Life’s great.  As good as ever, if not better than ever.  What a great world. I luckily managed myself into a sustainable life with good social systems things and people that mattered.  Casting the net to the proper width is of utmost importance. Too wide a toss can make relationships shallow and superficial.  Too narrow can have more dire consequences.

Falling performance.  That’s not so terrible.  Just is what is, I’ll get it back.  No, I’m pissed, at myself. Get your act together lazy man.  No, that didn’t work, something seems wrong. Walking feels funny.  

Accident at work, on scaffolding, in front of the clients.  I’ve successfully done that procedure thousands of times.  Now I can’t even do my job anymore.

Confused.  Try not to worry.  It will get it fixed, carry on till then.  Don’t buy trouble. When you hear hoof steps, think horses, not zebras.  

Oh, that is it!  What are the odds?  It WAS zebras.

Fear.  Clinging to the idea of what I can do to not cease to exist.  Clinging can be a source of comfort, but not a good one, not good at all.  

Nothing matters now.  What’s the use, all is lost.  All I have been working for is for nothing, meaningless.  This is the worst thing of all, this “nothing matters” part.  These thoughts can not be completely controlled, they can’t be avoided. Perhaps they can be postponed, but what good does that do?  

Sadness.  ‘This is one of the last times I will ever see a sunset’, so I study it, intently soaking in every detail.  I study it all. This hyper appreciation shows the beauty, is deep in feeling, has some advantages, but not when it is studying something because ‘it’s the last time’.  The appreciation of beauty is offset by the sadness of loss.
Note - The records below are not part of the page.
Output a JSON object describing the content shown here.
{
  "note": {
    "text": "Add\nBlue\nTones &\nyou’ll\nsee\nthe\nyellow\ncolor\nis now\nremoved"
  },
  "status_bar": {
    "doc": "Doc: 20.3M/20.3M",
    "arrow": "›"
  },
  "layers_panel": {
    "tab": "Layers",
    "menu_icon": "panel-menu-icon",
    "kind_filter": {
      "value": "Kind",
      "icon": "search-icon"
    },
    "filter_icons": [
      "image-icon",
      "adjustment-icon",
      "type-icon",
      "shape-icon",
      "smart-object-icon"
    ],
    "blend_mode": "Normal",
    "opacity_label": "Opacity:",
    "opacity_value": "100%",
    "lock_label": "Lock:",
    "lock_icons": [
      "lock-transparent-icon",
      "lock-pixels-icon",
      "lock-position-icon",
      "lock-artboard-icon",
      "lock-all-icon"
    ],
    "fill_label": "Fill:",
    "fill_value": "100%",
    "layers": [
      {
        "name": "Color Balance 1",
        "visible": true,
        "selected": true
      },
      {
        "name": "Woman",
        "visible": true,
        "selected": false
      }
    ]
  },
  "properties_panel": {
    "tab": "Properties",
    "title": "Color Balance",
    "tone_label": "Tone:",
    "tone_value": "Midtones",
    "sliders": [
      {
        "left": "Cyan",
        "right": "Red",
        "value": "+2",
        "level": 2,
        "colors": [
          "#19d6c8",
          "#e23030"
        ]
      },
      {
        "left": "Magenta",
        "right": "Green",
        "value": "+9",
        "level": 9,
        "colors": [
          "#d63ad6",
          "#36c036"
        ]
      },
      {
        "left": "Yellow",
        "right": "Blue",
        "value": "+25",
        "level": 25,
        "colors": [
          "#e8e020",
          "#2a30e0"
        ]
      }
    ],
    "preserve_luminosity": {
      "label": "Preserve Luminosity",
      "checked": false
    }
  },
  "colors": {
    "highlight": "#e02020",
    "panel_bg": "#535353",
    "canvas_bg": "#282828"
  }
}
The last time I will see these trees, this river, this activity, that activity, each activity, as they go away, one by one, each one passing with yet another little private funeral.  I’m tired of these funerals, but they keep coming.

Embarrassed.  A lifetime of being capable, ‘being the go to man’ wears deep pathways into your brain, it’s who you are… but then you aren’t.  It takes a lot of continual effort to push the mental ox cart of ‘who you are’ through the weeds and ditches, when the pathway of ‘who you were’ is blocked.  You fight to get the cart back on that old familiar path, somehow hoping that it’s not really blocked, but each time, it is.

Decision.  Fight on while making what feels like an awkward scene, looking pathetic, admitting that you are weak?  Or not? 

A little selfish anger.  “I watched my dad enjoy retirement for 25 plus years, I’ve only got a few years left. Damn it, I spent my life saving money for the future, I should be allowed”.  But then guilt. I’ve abandoned them. I’m out. I feel worthless. They eventually treat me as out. There was a lot of identity there, a whole lot. I never replaced it with enough.  I try to be good at controlling it but anger leaks out in odd ways sometimes. Social interactions still feel good, allows you to pretend that the cart is still on the path. My friends are so young, vibrant, busy.  I was busy. Busy is good, pays the bills, earns respect. The weeds get taller. The ditches get deeper, the cart just gets heavier.

Dependence.  I can’t imagine how much worse my life would be without my wife.  She is such a good person. She works so hard, becoming one unit in the task of getting life done. That’s not so different than other couples, just a little more constant, and less rewarding, at least for me.  No divide and conquer. It’s hard on her, perhaps more so, but in different ways. She is strong, resilient, loving, but I worry about her, a lot. She has needs. She’s not on this earth for my benefit. She needs more backup, support.  I am not doing a good job of finding that. My life feels surprisingly normal, even though it’s not anything like before.

Future.  Perhaps that’s the crux of it.  Life is what happens to you as you are planning your life (quote from somebody).  Realistic planning is rather depressing in this situation, so you just do life.  Plan, not so much. This puts you in a little different place than the people around you.

Control.  Any control.  Just being able to put your thoughts into making something happen.  That gives you engagement. This is more important than you think. Passive observation gets hollow.  Perhaps that’s why social encounters become so needed. In this, you can influence at least something.  Less gets to be more important. I have seen loss of control up close, and no matter how many times “I don’t want to be a burden” is said, and how much legal paperwork is done, control can all go out the window.  That scares me.

Life continues, more will be added to the nutshell, but I don’t yet know what.